While I was in mid-sentence reciting the list of family names and how we loved Grandma, she opened her eyes. They were crystal (and I mean crystal) blue. She was looking directly at me! Just then, her gaze shifted to above my right shoulder which was nearly touching the wall. There was no room for anyone to have stood where she was looking. “Who are you looking at Grandma? Who do you see? Is it Grandpa? Is it Jesus?” Her gaze returned to me, and then her eyes slowly shut. From that point on her breathing became shallower and then she appeared to stop, but then started again, breath as soft as a baby’s. A few more breaths and then—it stopped with a sigh. “Grandma, wait-don’t go yet…wait for Mother and Father, wait for uncle to say goodbye…”
I had moved to the foot of the bed to go into the hall and call for the nurse when I saw something moving up from Grandma’s snowy white head. It was a misty, cloudy form rising from her body. I thought, “OK, your tears are blurring your vision.” But when I wiped them away I could still see it. The form was hovering just above Grandma’s head. I could distinguish her facial features and head, shoulders and arms outstretched, but the rest was wispy. I was not afraid, but astonished. The wrinkles from 80 plus years of a hard life also left her face at that moment-the Peace that Passes All Understanding, the peace that only God’s hand can give. The form began to move toward the window of her room. Automatically I said, “Grandma, don’t go yet—wait for Mother, wait for uncle. Please wait for them to say goodbye…” The misty form stopped at the window and remained there. It was 2:45 a.m.
I ran into the hall and said, “Would someone come and see my Grandma? I think she’s gone.” The nurse hurried in with her stethoscope to listen. “She’s gone.” A second later, “No, I still hear a heartbeat. Very faint but it’s there.” I went to the desk and called Mother. The minute she heard my voice she dropped the phone. They were there in less than 20 minutes, and Grandma’s heart was still beating. I stepped out of the room to call my husband and left them to their final goodbyes. I knew Grandma had waited for them.
I shared my experience with no one until the day of the visitation. My sister-in-law and I needed to get out for a few minutes so we drove down the street for French fries. As she drove, she talked about her regret that she hadn’t been there at the last. “It was really weird though,” she said, “I had a dream the night she died.” “Really?” I said. “Tell me about it.”
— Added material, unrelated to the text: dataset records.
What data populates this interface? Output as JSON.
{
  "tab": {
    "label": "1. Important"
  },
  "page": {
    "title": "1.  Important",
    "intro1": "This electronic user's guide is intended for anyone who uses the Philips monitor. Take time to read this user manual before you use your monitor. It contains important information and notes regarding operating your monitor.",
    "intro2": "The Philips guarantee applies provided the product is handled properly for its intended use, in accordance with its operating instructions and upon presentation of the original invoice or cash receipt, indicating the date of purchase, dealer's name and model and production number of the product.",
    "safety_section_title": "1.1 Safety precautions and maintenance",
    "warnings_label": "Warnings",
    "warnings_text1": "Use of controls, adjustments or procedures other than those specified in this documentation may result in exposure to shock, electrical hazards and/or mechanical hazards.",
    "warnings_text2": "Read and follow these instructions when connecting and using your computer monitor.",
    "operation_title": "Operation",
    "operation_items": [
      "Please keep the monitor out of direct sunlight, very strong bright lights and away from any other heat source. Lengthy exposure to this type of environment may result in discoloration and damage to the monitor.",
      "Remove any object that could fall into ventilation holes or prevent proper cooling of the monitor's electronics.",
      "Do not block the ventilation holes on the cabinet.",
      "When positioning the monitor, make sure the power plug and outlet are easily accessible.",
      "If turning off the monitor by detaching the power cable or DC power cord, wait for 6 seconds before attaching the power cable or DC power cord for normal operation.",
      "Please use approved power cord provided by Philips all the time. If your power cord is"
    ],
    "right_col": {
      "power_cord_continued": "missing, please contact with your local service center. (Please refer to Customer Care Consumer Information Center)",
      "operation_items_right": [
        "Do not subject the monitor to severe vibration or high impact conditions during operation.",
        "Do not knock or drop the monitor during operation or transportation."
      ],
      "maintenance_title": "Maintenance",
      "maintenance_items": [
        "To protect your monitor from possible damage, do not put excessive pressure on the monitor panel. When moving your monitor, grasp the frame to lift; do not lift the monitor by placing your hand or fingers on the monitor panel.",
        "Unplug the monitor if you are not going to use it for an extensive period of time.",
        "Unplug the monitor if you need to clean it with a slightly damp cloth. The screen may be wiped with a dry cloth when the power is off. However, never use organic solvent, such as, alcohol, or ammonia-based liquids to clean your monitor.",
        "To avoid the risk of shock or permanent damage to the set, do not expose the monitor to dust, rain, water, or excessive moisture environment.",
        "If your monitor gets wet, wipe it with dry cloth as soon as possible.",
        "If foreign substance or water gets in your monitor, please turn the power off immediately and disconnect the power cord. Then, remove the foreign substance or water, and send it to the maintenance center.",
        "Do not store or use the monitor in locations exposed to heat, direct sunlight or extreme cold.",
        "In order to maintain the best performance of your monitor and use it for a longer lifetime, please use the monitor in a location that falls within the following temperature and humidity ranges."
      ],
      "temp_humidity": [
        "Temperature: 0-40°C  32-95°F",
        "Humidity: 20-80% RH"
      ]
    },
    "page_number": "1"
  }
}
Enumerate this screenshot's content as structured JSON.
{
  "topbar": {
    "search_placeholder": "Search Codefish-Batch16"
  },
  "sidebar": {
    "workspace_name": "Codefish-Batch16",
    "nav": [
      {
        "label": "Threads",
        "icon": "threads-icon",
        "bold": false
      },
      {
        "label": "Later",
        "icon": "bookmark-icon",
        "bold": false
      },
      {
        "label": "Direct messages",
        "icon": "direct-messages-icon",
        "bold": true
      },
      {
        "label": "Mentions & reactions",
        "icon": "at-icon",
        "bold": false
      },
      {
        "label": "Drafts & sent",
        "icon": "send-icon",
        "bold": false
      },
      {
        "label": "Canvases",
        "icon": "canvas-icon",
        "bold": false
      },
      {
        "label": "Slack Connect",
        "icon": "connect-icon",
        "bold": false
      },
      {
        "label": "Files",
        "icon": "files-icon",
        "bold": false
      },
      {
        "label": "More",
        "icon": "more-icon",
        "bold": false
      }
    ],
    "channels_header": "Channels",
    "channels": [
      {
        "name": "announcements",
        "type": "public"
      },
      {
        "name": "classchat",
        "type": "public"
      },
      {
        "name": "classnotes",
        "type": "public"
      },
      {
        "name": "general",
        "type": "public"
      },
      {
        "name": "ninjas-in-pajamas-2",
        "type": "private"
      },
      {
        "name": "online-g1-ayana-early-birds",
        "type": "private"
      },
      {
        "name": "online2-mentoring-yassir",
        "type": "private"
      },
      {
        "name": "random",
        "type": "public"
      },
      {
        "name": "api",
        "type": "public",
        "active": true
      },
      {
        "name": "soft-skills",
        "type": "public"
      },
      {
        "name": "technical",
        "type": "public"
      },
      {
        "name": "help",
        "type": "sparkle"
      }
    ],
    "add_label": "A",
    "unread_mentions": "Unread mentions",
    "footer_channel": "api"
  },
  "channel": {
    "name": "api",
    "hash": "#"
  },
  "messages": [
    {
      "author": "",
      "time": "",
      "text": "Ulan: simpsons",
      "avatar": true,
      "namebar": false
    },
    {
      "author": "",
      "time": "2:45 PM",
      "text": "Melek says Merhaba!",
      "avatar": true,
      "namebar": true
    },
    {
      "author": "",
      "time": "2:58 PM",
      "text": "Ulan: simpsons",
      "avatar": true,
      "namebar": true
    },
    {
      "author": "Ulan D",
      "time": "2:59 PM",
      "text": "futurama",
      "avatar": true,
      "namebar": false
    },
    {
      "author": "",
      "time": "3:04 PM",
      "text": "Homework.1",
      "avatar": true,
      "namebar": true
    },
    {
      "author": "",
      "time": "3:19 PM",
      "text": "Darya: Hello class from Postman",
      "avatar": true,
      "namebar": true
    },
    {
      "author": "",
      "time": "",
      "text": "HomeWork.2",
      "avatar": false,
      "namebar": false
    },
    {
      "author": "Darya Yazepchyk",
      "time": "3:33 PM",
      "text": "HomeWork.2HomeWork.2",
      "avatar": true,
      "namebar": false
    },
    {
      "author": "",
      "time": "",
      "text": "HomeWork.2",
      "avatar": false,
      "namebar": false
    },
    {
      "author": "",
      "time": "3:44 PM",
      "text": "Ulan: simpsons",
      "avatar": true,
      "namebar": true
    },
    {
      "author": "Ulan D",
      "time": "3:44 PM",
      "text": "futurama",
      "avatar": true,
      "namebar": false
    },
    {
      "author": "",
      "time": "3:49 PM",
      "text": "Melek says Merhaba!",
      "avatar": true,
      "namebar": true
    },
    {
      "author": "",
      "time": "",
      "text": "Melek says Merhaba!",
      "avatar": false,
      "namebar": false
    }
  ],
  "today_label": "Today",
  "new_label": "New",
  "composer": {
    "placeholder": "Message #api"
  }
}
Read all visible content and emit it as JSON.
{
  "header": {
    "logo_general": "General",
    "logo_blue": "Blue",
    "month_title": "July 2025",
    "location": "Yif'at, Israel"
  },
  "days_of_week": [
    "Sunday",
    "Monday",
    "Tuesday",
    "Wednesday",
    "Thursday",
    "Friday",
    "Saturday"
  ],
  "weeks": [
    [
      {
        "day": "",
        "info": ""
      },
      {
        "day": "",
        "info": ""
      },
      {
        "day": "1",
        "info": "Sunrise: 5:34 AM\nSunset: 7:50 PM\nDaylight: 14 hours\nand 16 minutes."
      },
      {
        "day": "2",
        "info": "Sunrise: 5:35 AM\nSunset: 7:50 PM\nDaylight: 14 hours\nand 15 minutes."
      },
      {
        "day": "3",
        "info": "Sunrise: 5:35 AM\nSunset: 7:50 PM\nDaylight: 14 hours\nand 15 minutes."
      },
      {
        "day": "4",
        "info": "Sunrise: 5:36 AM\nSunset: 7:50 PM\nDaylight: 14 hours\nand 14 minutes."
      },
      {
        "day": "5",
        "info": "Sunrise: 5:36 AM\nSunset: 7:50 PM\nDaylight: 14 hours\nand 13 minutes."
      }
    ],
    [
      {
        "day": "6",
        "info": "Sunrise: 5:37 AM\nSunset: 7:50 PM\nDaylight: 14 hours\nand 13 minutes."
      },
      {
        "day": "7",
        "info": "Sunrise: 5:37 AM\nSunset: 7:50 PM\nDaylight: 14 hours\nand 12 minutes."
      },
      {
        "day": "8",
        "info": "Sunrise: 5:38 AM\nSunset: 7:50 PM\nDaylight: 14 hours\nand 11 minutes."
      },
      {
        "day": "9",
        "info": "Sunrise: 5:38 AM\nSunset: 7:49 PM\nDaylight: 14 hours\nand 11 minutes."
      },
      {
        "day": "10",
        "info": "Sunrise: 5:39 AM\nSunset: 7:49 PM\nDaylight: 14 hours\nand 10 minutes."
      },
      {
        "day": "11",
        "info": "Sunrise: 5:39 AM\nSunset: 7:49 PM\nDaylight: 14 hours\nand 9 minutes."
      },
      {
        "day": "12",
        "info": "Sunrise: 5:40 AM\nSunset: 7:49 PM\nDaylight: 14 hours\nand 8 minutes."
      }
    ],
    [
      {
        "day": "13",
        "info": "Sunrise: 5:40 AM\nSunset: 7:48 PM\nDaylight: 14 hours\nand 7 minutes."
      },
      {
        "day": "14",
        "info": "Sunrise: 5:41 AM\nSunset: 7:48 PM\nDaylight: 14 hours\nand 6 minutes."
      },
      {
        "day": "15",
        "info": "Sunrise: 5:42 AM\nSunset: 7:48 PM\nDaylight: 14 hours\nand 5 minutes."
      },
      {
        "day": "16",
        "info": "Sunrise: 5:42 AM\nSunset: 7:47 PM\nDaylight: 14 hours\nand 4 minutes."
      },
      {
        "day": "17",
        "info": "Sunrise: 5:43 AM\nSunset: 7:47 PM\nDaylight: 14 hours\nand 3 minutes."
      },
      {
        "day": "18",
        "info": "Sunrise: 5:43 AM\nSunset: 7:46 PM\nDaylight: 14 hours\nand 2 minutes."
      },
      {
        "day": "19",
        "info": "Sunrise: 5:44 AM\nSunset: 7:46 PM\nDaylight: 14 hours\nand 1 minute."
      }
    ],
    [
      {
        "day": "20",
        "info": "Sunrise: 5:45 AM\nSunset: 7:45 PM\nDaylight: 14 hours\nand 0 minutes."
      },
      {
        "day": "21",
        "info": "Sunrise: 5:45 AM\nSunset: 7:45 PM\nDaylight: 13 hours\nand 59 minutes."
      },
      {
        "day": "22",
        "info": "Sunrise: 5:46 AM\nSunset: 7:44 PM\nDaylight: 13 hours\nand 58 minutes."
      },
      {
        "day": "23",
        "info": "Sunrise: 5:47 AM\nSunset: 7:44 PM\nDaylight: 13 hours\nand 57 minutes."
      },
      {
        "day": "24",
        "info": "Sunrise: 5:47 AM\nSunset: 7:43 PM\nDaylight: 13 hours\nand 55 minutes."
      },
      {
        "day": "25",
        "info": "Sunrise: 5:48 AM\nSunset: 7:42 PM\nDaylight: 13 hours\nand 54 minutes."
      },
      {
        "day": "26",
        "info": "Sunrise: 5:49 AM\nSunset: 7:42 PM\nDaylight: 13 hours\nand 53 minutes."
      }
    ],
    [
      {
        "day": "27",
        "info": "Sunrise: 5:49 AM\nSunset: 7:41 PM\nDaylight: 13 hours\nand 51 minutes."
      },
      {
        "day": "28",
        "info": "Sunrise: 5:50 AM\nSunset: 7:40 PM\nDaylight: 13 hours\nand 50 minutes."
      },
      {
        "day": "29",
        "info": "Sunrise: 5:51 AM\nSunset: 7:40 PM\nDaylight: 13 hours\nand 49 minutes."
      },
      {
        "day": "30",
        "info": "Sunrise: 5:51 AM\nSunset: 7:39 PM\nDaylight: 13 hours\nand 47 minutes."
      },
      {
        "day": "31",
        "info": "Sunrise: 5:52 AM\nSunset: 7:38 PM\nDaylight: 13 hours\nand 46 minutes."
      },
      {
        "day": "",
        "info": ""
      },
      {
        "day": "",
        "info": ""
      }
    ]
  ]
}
She began to tell me that she saw Grandma’s room and saw me there, standing on the right side of the bed against the wall. She continued to tell me that the really weird thing was that she saw a smoky form hovering right above Grandma as she lay in the bed and that it looked like Grandma’s head and arms but that was it. “And then I woke up,” she said. I started shaking. “Stop the car.” I said. “No, really, stop the car!” She looked at me thinking something was terribly wrong. “What’s going on?” she said. “Do you have any idea what time you woke up from the dream?” I asked. “Yeah, it was right before 3 in the morning, about quarter till 3.”
I just stared at her. “You WERE there! You have just described to me EXACTLY what was going on in that room, exactly where I was standing and at exactly the time it was happening to me! Oh my God!”
We just stared at each other for a minute and then began to laugh and cry at the same time. Oh my God—my God. We returned to the visitation to tell our family. Everyone was equally stunned at God’s amazing grace.
“Finish then thy new creation, pure and spotless let us be;
Let us see thy great salvation perfectly restored in thee!
Changed from glory into glory till in Heav’n we take our place,
Till we cast our crowns before thee, lost in wonder, love and praise.”
-Love Divine, All Loves Excelling, LBW, John B. Dykes